San Francisco's Bon Marché caters its wines to its food, too. Descriptions are meant to guide diners based on specific food orders, using descriptors like "For Savory and Gamey Meats," "For Decadence—Onion Soup, Bone Marrow, and Burgers," and "For Things With Shells." For big spenders, though, a separate column of "$100 and Up" varieties stands alone.
Over in New York, a handful of restaurants are drawing inspiration from pop culture. At Xixa in Brooklyn, iconic women rule wine. Elizabeth Taylor, Scarlett O’Hara and Eva Perón represent the reds, meanwhile Twiggy, Dolly Parton, Coco Chanel embody whites. A rep for the Mexican restaurant explains that each woman embodies unique characteristics related to the wines it categorizes, and ultimately the decision to classify wine in such a distinct manner was to distract guests from their regular routines.

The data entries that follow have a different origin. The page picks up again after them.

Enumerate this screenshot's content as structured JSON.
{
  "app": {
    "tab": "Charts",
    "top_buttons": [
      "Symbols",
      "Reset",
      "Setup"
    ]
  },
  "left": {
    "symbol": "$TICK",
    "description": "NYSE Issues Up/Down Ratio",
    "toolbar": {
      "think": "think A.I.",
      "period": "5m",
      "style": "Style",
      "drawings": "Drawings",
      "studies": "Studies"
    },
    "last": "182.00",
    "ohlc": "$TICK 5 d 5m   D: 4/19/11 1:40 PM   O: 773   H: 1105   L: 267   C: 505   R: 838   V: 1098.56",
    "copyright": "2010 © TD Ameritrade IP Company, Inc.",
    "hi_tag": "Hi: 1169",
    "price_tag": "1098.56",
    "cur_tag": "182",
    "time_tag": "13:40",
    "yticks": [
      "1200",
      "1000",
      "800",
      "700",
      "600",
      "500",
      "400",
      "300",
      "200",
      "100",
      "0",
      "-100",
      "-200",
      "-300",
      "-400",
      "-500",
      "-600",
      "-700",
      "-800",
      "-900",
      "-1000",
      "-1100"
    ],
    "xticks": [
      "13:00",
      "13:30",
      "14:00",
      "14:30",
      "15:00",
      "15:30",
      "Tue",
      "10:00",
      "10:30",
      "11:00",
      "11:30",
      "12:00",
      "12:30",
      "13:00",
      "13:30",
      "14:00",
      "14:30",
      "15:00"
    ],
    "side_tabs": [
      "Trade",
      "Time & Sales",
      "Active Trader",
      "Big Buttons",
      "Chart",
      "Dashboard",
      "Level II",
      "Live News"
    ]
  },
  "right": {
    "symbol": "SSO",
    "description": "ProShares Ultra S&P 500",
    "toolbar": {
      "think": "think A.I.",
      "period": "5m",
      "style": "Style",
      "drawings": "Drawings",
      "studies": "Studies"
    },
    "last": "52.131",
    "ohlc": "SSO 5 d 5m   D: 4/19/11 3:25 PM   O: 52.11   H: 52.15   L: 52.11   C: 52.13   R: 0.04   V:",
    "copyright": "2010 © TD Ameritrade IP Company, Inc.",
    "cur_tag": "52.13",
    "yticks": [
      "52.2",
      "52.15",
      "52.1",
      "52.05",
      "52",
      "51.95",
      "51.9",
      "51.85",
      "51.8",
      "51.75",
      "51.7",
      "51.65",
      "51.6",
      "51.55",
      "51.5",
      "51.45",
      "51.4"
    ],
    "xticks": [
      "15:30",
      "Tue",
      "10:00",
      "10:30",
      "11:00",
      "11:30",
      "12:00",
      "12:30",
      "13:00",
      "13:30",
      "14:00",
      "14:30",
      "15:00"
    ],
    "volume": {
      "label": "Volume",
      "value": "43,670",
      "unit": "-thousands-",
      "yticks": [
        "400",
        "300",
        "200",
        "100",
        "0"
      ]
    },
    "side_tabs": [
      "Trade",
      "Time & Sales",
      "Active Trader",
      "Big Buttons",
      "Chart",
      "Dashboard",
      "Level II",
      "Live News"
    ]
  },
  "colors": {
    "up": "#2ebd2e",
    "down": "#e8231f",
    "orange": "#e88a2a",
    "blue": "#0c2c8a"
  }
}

Meanwhile, at chef Sarah Simmons’ North Carolina-rooted eatery Birds & Bubbles, the team organizes its bubbles via song lyrics, movie titles, and more. Outcast's "So Fresh and So Clean!" groups lighter-style Champagnes, while "Pretty In Pink" defines rosé sparklers. "The Darker The Berry…" calls out Champagnes made from red-skinned berries, while non-vintage Champagnes are described by "Sugar Pie, Honey Brioche."

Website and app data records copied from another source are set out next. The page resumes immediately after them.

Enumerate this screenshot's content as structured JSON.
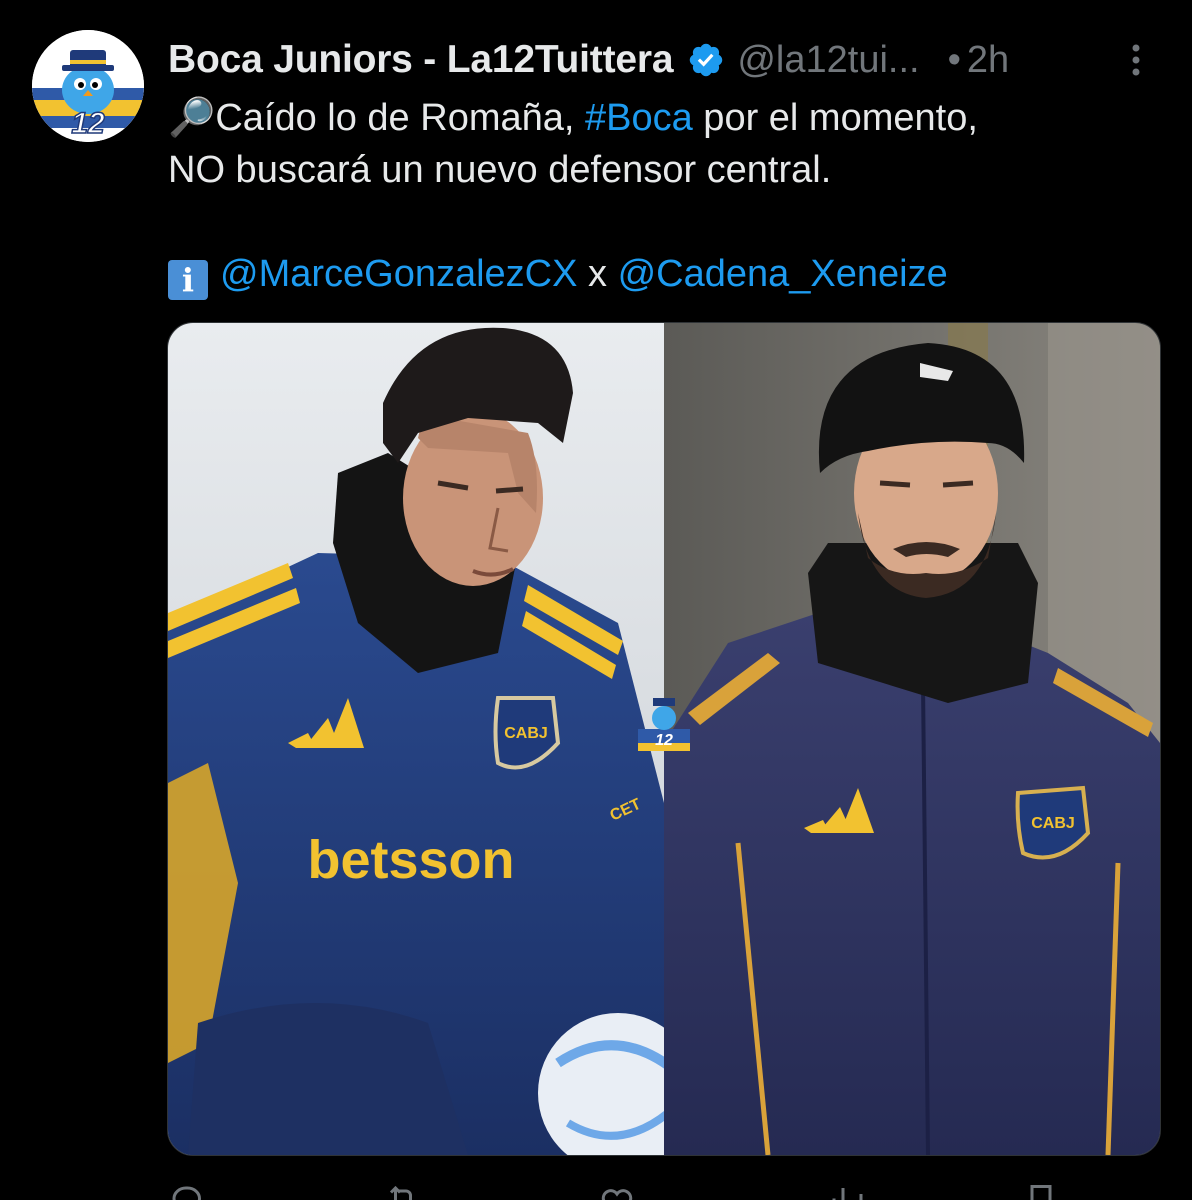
{
  "tweet": {
    "display_name": "Boca Juniors - La12Tuittera",
    "handle": "@la12tui...",
    "separator": "•",
    "time": "2h",
    "avatar_text": "12",
    "text": {
      "line1_prefix_emoji": "🔎",
      "line1_a": "Caído lo de Romaña, ",
      "line1_hashtag": "#Boca",
      "line1_b": " por el momento,",
      "line2": "NO buscará un nuevo defensor central.",
      "info_emoji": "i",
      "mention1": "@MarceGonzalezCX",
      "joiner": " x ",
      "mention2": "@Cadena_Xeneize"
    },
    "media": {
      "left_sponsor": "betsson",
      "left_badge": "CABJ",
      "right_badge": "CABJ",
      "center_logo_text": "12",
      "left_sleeve_text": "CET"
    }
  },
  "colors": {
    "background": "#000000",
    "primary_text": "#e7e9ea",
    "secondary_text": "#71767b",
    "link": "#1d9bf0",
    "boca_blue": "#1f3a7a",
    "boca_gold": "#f2c230"
  },
  "icons": {
    "verified": "verified-badge-icon",
    "more": "more-vertical-icon",
    "reply": "reply-icon",
    "retweet": "retweet-icon",
    "like": "heart-icon",
    "views": "views-icon",
    "bookmark": "bookmark-icon"
  }
}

Finally, over at The Gander, sommelier-approved white wines are labeled as "Juice We’ve Been Groovin’ On," with sections divided by body: "Nice & Light," "Monkey in the Middle," and "Full Metal Jacket (or Heavy Metal)." Chef and owner Jesse Schenker turned to a more playful approach to talk about wine in effort to better explain bottles beyond producer and grape. Per Schenker, "Sometimes wine lists can be tough to navigate. These fun pages give our guests a quick and easy way to see what we've been groovin' on."